Talking to adults about money is hard enough, let alone talking to children. However, that doesn’t mean it isn’t important! At Service Credit Union, a couple of our employees recently chatted with their kids about what money means to them, including what they think things cost. Let’s just say, there’s still some room for learning!
Even if your kids are quite young, like some of the friends in our videos, it’s never too early to instill good savings habits. Here are five easy steps you can take to set your children up for financial success.
Lead by example.
Discuss your own savings goals and explain how you prioritize saving over unnecessary spending. Show your children how you budget and save money for big purchases or future expenses, and use real-life occurrences to create teachable moments about unexpected changes and making important decisions.
For example, next time you’re buying shoes, explain to your child why you’re choosing one brand over another, and how the cost difference can help you save for another larger purchase. Or, take your child to your bank or credit union with you (or show them as you use your mobile banking app) when you deposit money into your savings account.
Sharing your financially responsible choices in age appropriate, child-size doses can inspire your children to make responsible choices in the future.
Need a little help?
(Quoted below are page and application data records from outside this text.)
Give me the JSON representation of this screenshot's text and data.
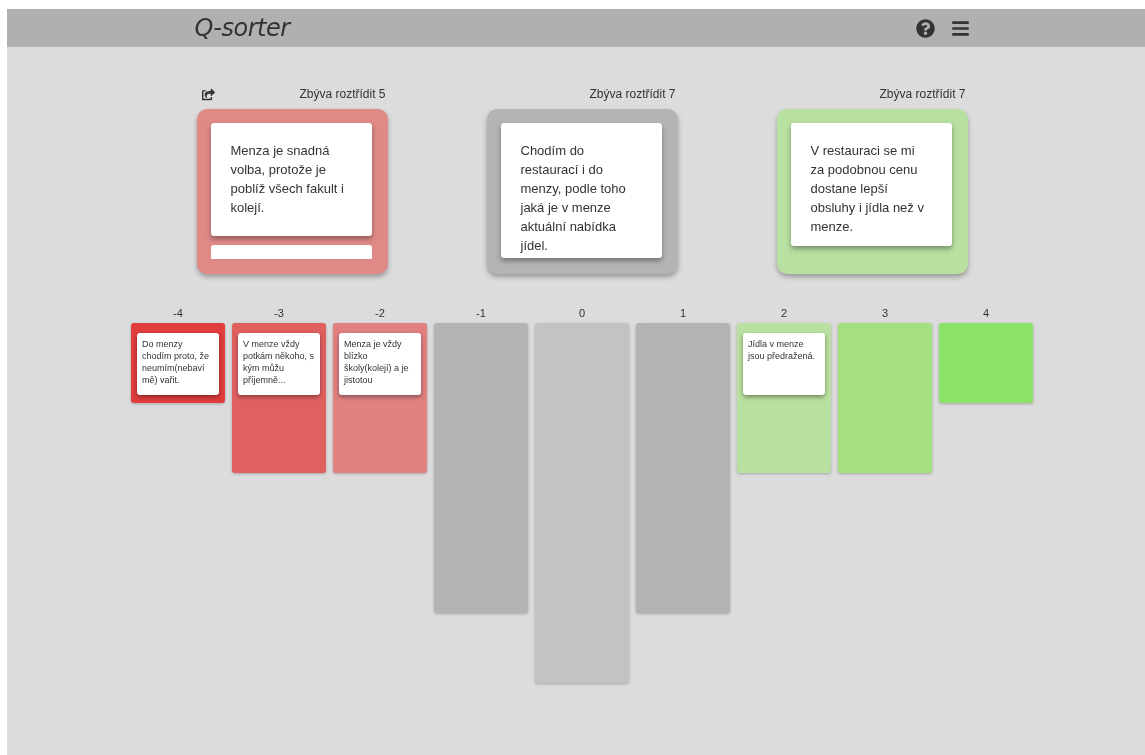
{
  "header": {
    "title": "Q-sorter"
  },
  "piles": [
    {
      "remaining": "Zbýva roztřídit 5",
      "color": "#e08a88",
      "reset": true,
      "stacked": true,
      "card": "Menza je snadná volba, protože je poblíž všech fakult i kolejí."
    },
    {
      "remaining": "Zbýva roztřídit 7",
      "color": "#b5b4b2",
      "reset": false,
      "stacked": false,
      "card": "Chodím do restaurací i do menzy, podle toho jaká je v menze aktuální nabídka jídel."
    },
    {
      "remaining": "Zbýva roztřídit 7",
      "color": "#b8e0a0",
      "reset": false,
      "stacked": false,
      "card": "V restauraci se mi za podobnou cenu dostane lepší obsluhy i jídla než v menze."
    }
  ],
  "columns": [
    {
      "label": "-4",
      "color": "#e03d3d",
      "card": "Do menzy chodím proto, že neumím(nebaví mě) vařit."
    },
    {
      "label": "-3",
      "color": "#e06060",
      "card": "V menze vždy potkám někoho, s kým můžu příjemně..."
    },
    {
      "label": "-2",
      "color": "#e08080",
      "card": "Menza je vždy blízko školy(kolejí) a je jistotou"
    },
    {
      "label": "-1",
      "color": "#b5b4b2"
    },
    {
      "label": "0",
      "color": "#c4c3c1"
    },
    {
      "label": "1",
      "color": "#b5b4b2"
    },
    {
      "label": "2",
      "color": "#b8e0a0",
      "card": "Jídla v menze jsou předražená."
    },
    {
      "label": "3",
      "color": "#a4e082"
    },
    {
      "label": "4",
      "color": "#8ce266"
    }
  ]
}
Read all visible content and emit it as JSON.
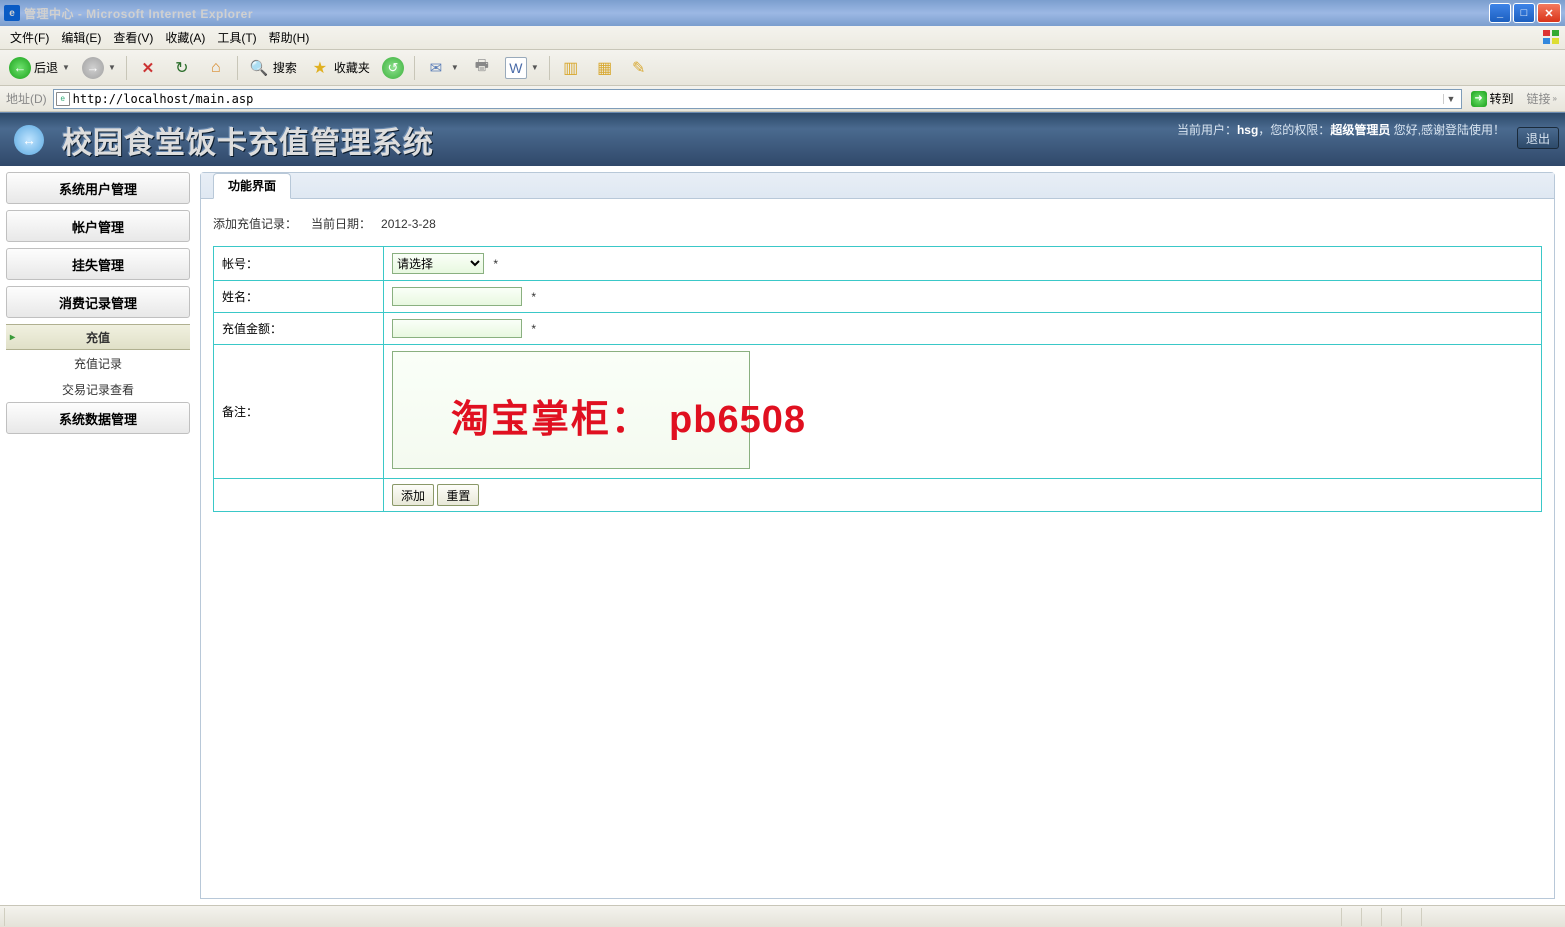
{
  "window": {
    "title": "管理中心 - Microsoft Internet Explorer",
    "min": "_",
    "max": "□",
    "close": "✕"
  },
  "menu": {
    "file": "文件(F)",
    "edit": "编辑(E)",
    "view": "查看(V)",
    "favorites": "收藏(A)",
    "tools": "工具(T)",
    "help": "帮助(H)"
  },
  "toolbar": {
    "back": "后退",
    "search": "搜索",
    "favorites": "收藏夹"
  },
  "address": {
    "label": "地址(D)",
    "url": "http://localhost/main.asp",
    "go": "转到",
    "links": "链接"
  },
  "app": {
    "title": "校园食堂饭卡充值管理系统",
    "user_prefix": "当前用户：",
    "user": "hsg",
    "role_prefix": "，您的权限：",
    "role": "超级管理员",
    "greeting": "  您好,感谢登陆使用！",
    "logout": "退出"
  },
  "sidebar": {
    "items": [
      {
        "label": "系统用户管理"
      },
      {
        "label": "帐户管理"
      },
      {
        "label": "挂失管理"
      },
      {
        "label": "消费记录管理"
      },
      {
        "label": "系统数据管理"
      }
    ],
    "subitems": {
      "recharge": "充值",
      "recharge_log": "充值记录",
      "tx_view": "交易记录查看"
    }
  },
  "main": {
    "tab": "功能界面",
    "form_title": "添加充值记录：",
    "date_label": "当前日期：",
    "date_value": "2012-3-28",
    "fields": {
      "account": "帐号：",
      "account_select": "请选择",
      "name": "姓名：",
      "amount": "充值金额：",
      "remark": "备注：",
      "required": "*"
    },
    "buttons": {
      "add": "添加",
      "reset": "重置"
    }
  },
  "watermark": {
    "part1": "淘宝掌柜：",
    "part2": "pb6508"
  }
}
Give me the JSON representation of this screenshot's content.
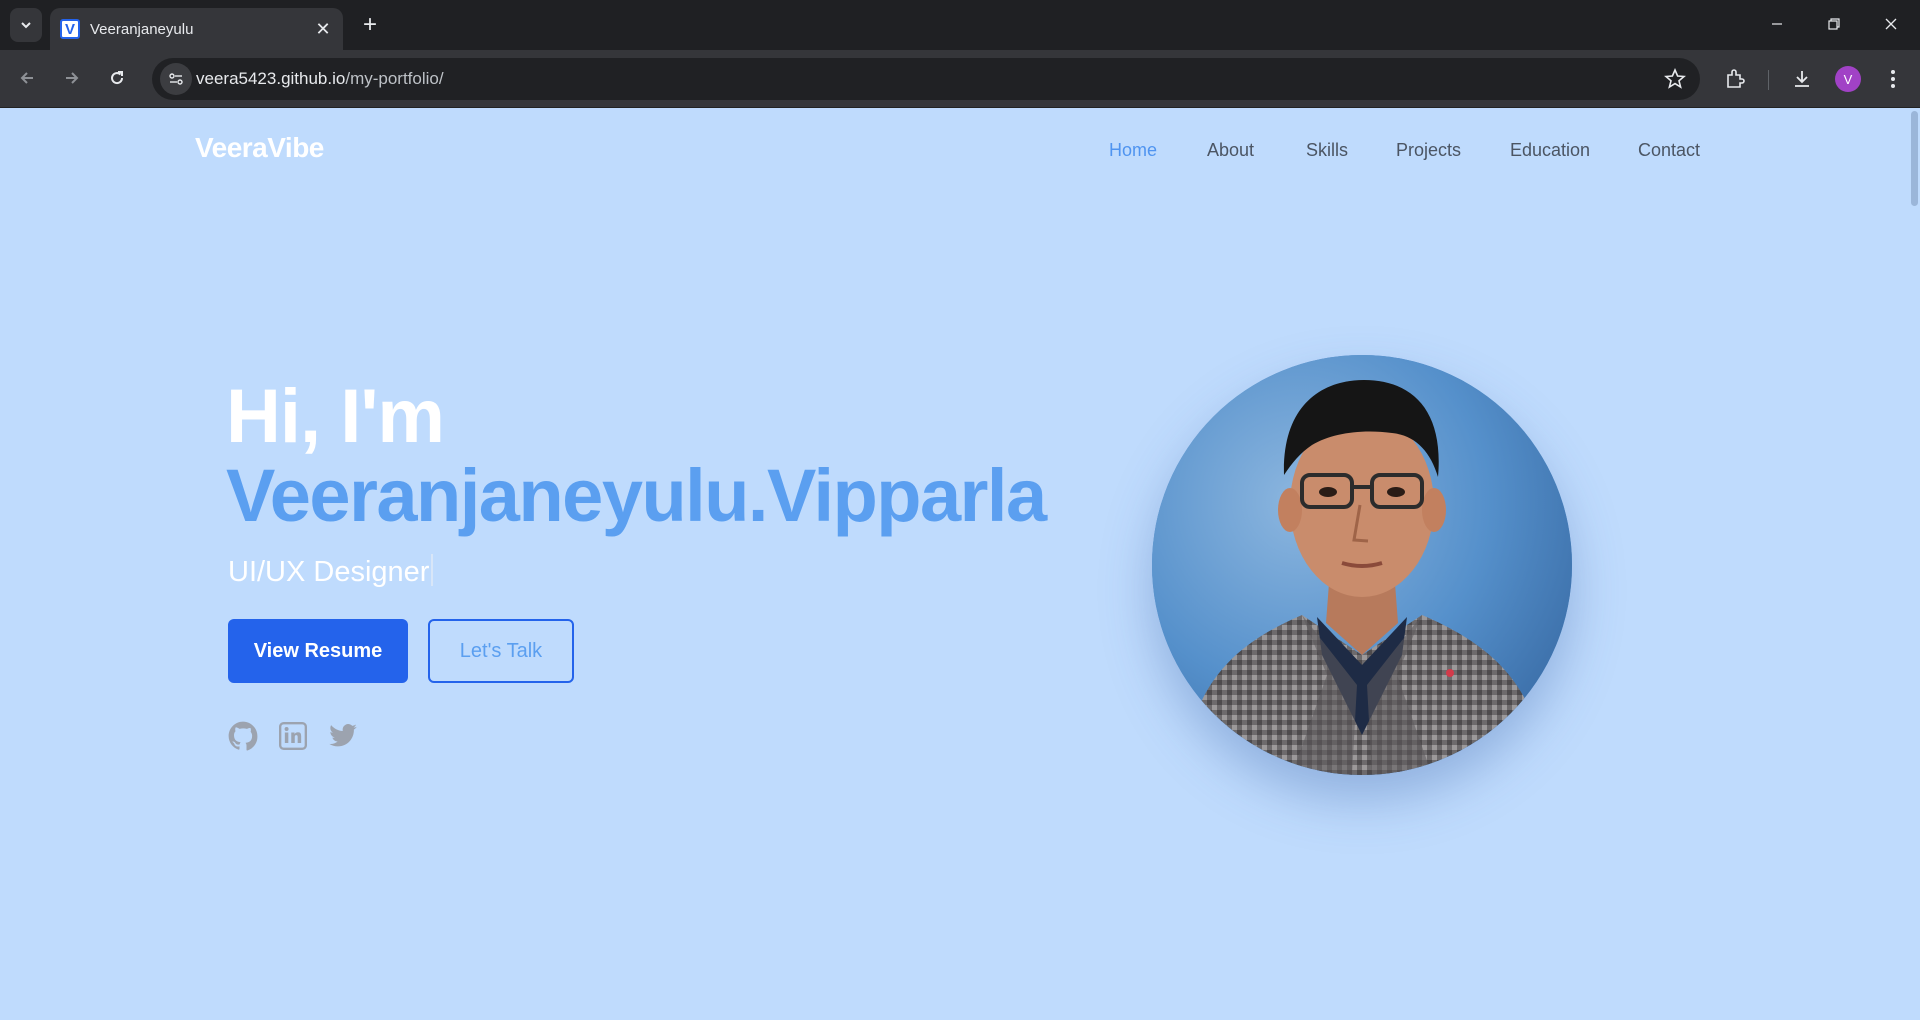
{
  "browser": {
    "tab_title": "Veeranjaneyulu",
    "favicon_letter": "V",
    "url_host": "veera5423.github.io",
    "url_path": "/my-portfolio/",
    "profile_initial": "V",
    "tab_close_glyph": "✕",
    "new_tab_glyph": "+",
    "icons": [
      "tab-search-icon",
      "back-icon",
      "forward-icon",
      "reload-icon",
      "site-info-icon",
      "star-icon",
      "extensions-icon",
      "download-icon",
      "menu-icon",
      "minimize-icon",
      "restore-icon",
      "close-icon"
    ]
  },
  "site": {
    "brand": "VeeraVibe",
    "nav": [
      {
        "label": "Home",
        "active": true
      },
      {
        "label": "About",
        "active": false
      },
      {
        "label": "Skills",
        "active": false
      },
      {
        "label": "Projects",
        "active": false
      },
      {
        "label": "Education",
        "active": false
      },
      {
        "label": "Contact",
        "active": false
      }
    ],
    "hero": {
      "greeting": "Hi, I'm",
      "name": "Veeranjaneyulu.Vipparla",
      "role": "UI/UX Designer",
      "primary_button": "View Resume",
      "secondary_button": "Let's Talk",
      "socials": [
        "github-icon",
        "linkedin-icon",
        "twitter-icon"
      ]
    },
    "colors": {
      "background": "#bfdbfd",
      "accent": "#2463eb",
      "name_blue": "#5b9ff0",
      "nav_active": "#4f94f0",
      "nav_text": "#4b5563"
    }
  }
}
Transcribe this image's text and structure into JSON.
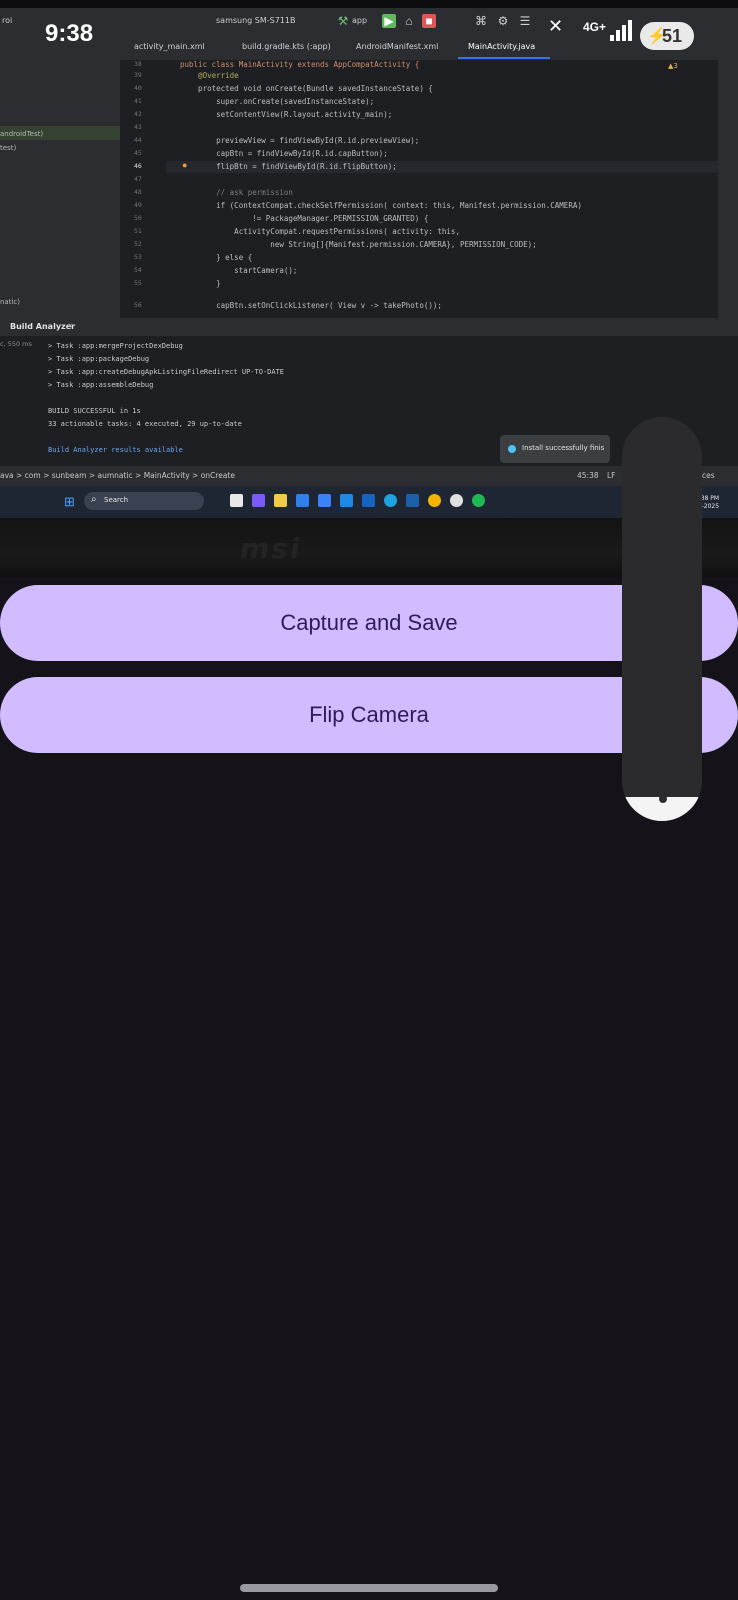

Our friends at the Art of Allowance Project have resources to get the conversation started with kids of all ages, from their Money Mammals program for young children to their Adolescents program to raise money-smart, money-empowered teens. Check out their parent resource page.
Make saving a family challenge.
Get your children excited about savings by making it a family affair. For example, you can set savings goals for family vacations or special purchases and encourage your children to participate in achieving those goals. This will help them learn the value of saving money and the rewards that come with it. You can also make it fun by turning savings into a game or challenge. Check out some of our favorites!
Teach the importance of delayed gratification.
Explain to your children that sometimes it’s necessary to wait before buying something they want, in order to save money and achieve their long-term goals. This can be a valuable lesson in delayed gratification and patience. Encourage them to think about their future goals and how saving money can help them achieve those goals.
Consider an allowance.
If your child is too young to get a job, they’ll need another way to build wealth and learn good financial habits. There are different schools of thought when it comes to tying allowance to chores or other (for example, academic) achievements, so decide what works best for your children, and stick to it.
Check out this timeline of what money-smart learning can look like at any age. If you do have younger kids, the Money Mammals can be a great resource, with apps, videos, printables and more.
In addition to sharing real-life examples, make sure to ask your children open-ended questions, such as how they feel about money, how they think you – their parents – earn it, what they think things cost, and how they can best save.
According to a 2018 Purdue University study, by age 3, kids can grasp basic money concepts, and by age 7, many of their money habits are already set! Encourage your children to be curious and ask lots of questions, and keep the lines of conversation open. Remember, they’re always listening!